Critics’ Picks

Alice Neel, Self-Portrait Skull, 1958, ink on paper, 11 3/4 x 8 3/4".

New York

Alice Neel

David Zwirner | 537 West 20th Street
537 W 20th Street
February 19–April 18

The moods of this elegant exhibition, which includes loose pastels and watercolors, precise pencil sketches, and frenetic ink drawings, fluctuate like the spikes on an EKG. There are moments of warmth here—a mother and child on the beach—but many of Alice Neel’s subjects are solitary: an old woman with no purse riding a train, a brooding child, a lost-looking man with an empty coffee cup. Even when several figures share a space, they can appear isolated. In Alienation, 1935, Neel lies naked on a bed, lips and eyes firmly shut. A nude lover stands above her, turning away, limbs crossed defensively. Inky shadows threaten to consume the old man lying on the curb in Untitled (Bowery), 1936. Other haggard figures trudge past him, their weariness and despair scrawled and scratched into their features.

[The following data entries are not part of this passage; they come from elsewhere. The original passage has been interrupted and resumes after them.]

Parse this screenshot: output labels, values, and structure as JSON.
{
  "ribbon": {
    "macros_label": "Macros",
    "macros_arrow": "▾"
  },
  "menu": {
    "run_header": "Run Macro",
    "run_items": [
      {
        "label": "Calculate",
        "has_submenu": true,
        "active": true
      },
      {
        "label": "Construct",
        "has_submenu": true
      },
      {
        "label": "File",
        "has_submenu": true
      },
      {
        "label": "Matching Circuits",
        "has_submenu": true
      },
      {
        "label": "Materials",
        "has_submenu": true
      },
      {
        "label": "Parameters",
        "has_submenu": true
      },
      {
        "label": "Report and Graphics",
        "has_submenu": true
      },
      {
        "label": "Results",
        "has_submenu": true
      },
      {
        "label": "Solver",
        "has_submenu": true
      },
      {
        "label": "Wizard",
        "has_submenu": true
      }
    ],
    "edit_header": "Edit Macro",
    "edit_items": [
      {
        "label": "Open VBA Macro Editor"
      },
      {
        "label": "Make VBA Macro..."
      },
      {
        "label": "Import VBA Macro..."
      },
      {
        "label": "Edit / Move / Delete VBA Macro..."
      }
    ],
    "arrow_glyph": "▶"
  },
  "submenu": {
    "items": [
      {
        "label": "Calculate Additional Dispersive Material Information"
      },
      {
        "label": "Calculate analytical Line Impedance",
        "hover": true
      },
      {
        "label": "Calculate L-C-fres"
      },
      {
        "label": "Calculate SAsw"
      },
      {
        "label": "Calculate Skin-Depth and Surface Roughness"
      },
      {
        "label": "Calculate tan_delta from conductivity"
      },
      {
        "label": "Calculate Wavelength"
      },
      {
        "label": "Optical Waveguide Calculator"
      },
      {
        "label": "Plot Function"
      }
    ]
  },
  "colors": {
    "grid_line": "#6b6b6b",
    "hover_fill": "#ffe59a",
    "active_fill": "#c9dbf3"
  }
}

Suffering, as W. H. Auden observed, unfolds while “someone else is eating or opening a window or just walking dully along.” Neel adroitly pins the pain and quotidian sorrows of her subjects to a heedlessly humming city. In an ink-and-gouache depiction of her dying mother, Neel incorporates other hospital patients receiving visitors and, through the window, a boat going about its business, an urban counterpart to Auden’s “expensive delicate ship” bypassing Pieter Breughel’s drowning Icarus.

Neel strips the world away in other portraits, allowing her sitters to dominate the blank paper. In Ginny, 1975, Neel’s youthful daughter-in-law gazes past us with large gray eyes, a modern-day sibyl in sneakers. In the horrifying Self-Portrait Skull, 1958, Neel paints herself as death’s head with stringy hair and broken teeth. Black ink gushes in grotesque streams from one eye socket. Taken together, the works in this startling show create compelling cycles of life and death, simultaneously universal and profoundly intimate.